Discussion in 'Order Execution' started by roland5599, Feb 3, 2009.

  1. Hey Everyone,

    My first post!!

    I have developed a scalping strategy for the ES. I have done extensive back-testing and run the strategy against live market streams with paper trades. On paper, this is working very well for me. My concern is that I have not yet traded with live orders and until this point, I have always focused on longer term trading.

    My account is set up with Mirus Futures and I am planning to use Ninja Trader and Zen-Fire as my tools. I will be trading only single contracts initially though at times it may be as high as 4 contracts.

    My question is, how well do LMT orders execute with these services? Will I typically have to see price trade through my LMT? Will it vary? What percentage trade on touch vs transgression?

    Any help here would be appreciated.
     
  2. auspiv

    auspiv

    order management on ES and the like is first in, first out (FIFO).

    say there are 200 contracts on the bid, and you place a buy limit on the bid for 2 contracts. now there are 202. the first 200 contracts will need to be bought or removed before yours get hit.

    sorry if that is too basic
     
  3. Order management is by the 3 p's, price, priority and preference.
     
  4. Mario66

    Mario66

    this should be based on the quality of the fill and the reduction of slippage. If you enter an order and are filled .20 away go get another broker.
     
  5. DmanX

    DmanX Guest

    Huh? ES moves .25 per tick. And funny enough, on market orders that's about as much slippage as one will see.

    As to the OP's question; sometimes it will have to trade through your limit sometimes not. Depends on where you are in the cue with you limit order or how many limit and market orders your limit is being matched against.
     
  6. Thanks for the replies, I guess I will just have to start trying it out and see what happens. I am going start assuming 50% of limit orders will need the market to trade through to execute.
     
  7. kxvid

    kxvid

    So
    price= limit price of the trade
    priority= place in queue behind other trades
    preference= ??? help me out
     

  8. market orders
     
  9. Quote from kxvid:

    So
    price= limit price of the trade
    priority= place in queue behind other trades
    preference= ??? help me out

    --------------------------------------------------------------------------

    Order placement is by what is known as the 3 p's:
    Price= limit price of security's bid/offer
    priority= place in queue based on time
    preference= size of order

    If everything is the same as far as price and size, a new order is placed in queue behind other orders of same price and size based on time of entry.
    If a new order is at same price but larger in size, then size will go before others in queue regardless of time.

    This is a little known fact of trading that a majority of active traders are not aware.

    For those non-believers, if you have access to Level II, go to a penny stock quote, for your own protection in case you get an execution, and place an order at the same current best bid/ask price being displayed.
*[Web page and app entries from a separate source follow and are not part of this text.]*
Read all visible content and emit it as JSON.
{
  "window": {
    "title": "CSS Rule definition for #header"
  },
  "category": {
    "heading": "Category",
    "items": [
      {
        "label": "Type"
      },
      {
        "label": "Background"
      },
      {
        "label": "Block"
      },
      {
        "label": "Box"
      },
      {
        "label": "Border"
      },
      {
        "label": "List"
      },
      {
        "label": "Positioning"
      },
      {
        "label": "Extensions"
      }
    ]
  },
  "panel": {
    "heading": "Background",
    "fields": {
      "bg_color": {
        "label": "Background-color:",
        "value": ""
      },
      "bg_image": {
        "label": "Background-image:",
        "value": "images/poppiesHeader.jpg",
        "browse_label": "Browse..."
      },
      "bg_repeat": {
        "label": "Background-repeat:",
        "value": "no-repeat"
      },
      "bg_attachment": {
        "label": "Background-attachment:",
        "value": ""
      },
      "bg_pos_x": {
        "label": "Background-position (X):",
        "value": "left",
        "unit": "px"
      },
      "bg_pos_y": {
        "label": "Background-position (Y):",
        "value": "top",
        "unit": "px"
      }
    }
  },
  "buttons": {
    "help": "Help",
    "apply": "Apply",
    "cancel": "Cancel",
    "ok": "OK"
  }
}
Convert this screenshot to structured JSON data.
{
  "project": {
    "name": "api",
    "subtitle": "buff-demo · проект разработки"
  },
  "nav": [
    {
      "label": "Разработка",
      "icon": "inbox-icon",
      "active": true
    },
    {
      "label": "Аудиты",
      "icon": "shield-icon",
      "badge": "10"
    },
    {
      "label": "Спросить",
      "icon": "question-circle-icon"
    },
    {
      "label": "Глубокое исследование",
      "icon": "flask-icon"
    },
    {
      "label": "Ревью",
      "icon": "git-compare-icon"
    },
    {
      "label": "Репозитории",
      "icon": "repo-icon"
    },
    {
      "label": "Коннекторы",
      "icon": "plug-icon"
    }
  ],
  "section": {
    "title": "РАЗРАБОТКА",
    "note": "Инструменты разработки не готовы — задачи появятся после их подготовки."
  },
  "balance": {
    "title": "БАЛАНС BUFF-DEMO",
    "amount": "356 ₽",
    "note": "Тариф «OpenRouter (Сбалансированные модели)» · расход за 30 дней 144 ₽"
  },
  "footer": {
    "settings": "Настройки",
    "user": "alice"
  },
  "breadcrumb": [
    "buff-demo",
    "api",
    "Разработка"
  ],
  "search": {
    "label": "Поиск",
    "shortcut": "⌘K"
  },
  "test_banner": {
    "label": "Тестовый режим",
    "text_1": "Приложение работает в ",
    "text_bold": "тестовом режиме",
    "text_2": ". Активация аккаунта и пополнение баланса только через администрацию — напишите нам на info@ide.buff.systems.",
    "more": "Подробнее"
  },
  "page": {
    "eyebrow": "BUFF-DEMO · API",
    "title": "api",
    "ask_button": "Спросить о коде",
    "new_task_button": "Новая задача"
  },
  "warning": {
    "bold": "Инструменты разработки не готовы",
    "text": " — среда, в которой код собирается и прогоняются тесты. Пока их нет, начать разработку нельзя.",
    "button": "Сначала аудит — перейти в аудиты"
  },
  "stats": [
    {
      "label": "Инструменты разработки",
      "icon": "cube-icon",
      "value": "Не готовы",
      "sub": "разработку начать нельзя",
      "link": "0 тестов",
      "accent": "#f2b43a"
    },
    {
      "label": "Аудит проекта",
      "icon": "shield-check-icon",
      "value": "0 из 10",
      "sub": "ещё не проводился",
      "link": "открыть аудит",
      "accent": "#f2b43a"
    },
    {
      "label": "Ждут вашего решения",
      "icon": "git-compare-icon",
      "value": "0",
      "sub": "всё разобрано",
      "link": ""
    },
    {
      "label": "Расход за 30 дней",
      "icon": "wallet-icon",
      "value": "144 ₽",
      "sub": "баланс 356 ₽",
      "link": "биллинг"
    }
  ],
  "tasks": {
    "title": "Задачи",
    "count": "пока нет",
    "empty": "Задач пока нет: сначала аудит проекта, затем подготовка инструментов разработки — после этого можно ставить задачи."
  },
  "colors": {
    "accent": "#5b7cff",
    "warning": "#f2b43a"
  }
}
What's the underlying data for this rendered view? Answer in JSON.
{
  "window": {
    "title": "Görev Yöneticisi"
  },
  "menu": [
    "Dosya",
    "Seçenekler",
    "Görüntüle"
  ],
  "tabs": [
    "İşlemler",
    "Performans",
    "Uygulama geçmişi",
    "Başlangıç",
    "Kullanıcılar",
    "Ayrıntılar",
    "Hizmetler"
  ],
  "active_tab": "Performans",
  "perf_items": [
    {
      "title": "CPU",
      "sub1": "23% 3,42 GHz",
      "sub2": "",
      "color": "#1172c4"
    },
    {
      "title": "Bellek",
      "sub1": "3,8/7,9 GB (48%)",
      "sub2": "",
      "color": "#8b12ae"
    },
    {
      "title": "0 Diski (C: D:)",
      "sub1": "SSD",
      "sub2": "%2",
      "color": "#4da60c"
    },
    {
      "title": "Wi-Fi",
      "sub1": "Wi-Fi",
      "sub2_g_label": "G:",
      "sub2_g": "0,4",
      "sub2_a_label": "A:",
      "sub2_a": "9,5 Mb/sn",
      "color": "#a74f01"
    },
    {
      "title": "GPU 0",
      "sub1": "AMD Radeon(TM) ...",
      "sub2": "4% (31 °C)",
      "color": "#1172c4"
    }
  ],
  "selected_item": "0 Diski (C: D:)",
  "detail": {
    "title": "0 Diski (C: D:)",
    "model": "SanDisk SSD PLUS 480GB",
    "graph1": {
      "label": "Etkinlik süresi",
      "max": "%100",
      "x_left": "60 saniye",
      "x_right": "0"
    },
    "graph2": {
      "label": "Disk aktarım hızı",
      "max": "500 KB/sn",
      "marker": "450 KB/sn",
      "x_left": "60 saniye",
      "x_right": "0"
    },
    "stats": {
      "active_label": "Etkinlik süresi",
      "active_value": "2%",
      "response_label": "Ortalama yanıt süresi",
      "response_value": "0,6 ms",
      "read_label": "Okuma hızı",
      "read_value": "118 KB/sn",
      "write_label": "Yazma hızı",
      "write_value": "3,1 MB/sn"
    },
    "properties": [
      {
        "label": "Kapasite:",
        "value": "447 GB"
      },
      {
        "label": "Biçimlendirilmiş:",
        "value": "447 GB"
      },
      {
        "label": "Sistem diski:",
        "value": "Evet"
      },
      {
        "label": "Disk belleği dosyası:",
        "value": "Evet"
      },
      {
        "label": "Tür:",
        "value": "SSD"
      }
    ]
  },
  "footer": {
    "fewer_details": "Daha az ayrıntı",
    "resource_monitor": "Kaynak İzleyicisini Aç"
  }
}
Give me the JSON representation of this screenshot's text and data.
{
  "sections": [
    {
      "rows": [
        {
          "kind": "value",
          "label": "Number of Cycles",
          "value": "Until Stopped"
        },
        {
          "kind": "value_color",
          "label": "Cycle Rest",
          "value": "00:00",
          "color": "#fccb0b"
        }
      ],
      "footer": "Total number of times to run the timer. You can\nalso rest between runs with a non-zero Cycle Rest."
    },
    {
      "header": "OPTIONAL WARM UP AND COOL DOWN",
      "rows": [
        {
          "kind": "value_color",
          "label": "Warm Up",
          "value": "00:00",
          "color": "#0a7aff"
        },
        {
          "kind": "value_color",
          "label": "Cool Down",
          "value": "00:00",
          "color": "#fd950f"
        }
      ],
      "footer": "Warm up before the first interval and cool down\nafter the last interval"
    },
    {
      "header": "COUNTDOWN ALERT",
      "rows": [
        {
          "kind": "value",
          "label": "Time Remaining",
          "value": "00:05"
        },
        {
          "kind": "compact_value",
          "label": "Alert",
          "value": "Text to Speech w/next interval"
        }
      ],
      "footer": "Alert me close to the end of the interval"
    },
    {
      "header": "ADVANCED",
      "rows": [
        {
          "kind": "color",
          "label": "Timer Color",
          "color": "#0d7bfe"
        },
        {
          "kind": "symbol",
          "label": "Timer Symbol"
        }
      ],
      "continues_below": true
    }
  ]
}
First place an order at the same size and see where it goes on the queue. Then cancel it and place an order 100 shares more in size than the current largest order size being displayed and see where your order goes in the queue regardless of time priority.

    I was a stockbroker for over twenty five years and one of the complaints was always, "I had an order to buy 100 shares of XYZ and it was not executed and a trade was done for 500 shares at my limit price. Why?". The canned answer was always, " there were stock ahead of yours". But since order placement is not required for the RR test, the majority of brokers did not know why their customer's order was not executed. They just repeated what the order desk told them.
     
  10. promagma

    promagma

    Chartman, you talking about Globex or Nasdaq / BATS / ARCA etc. ?
     
    #10     Feb 8, 2009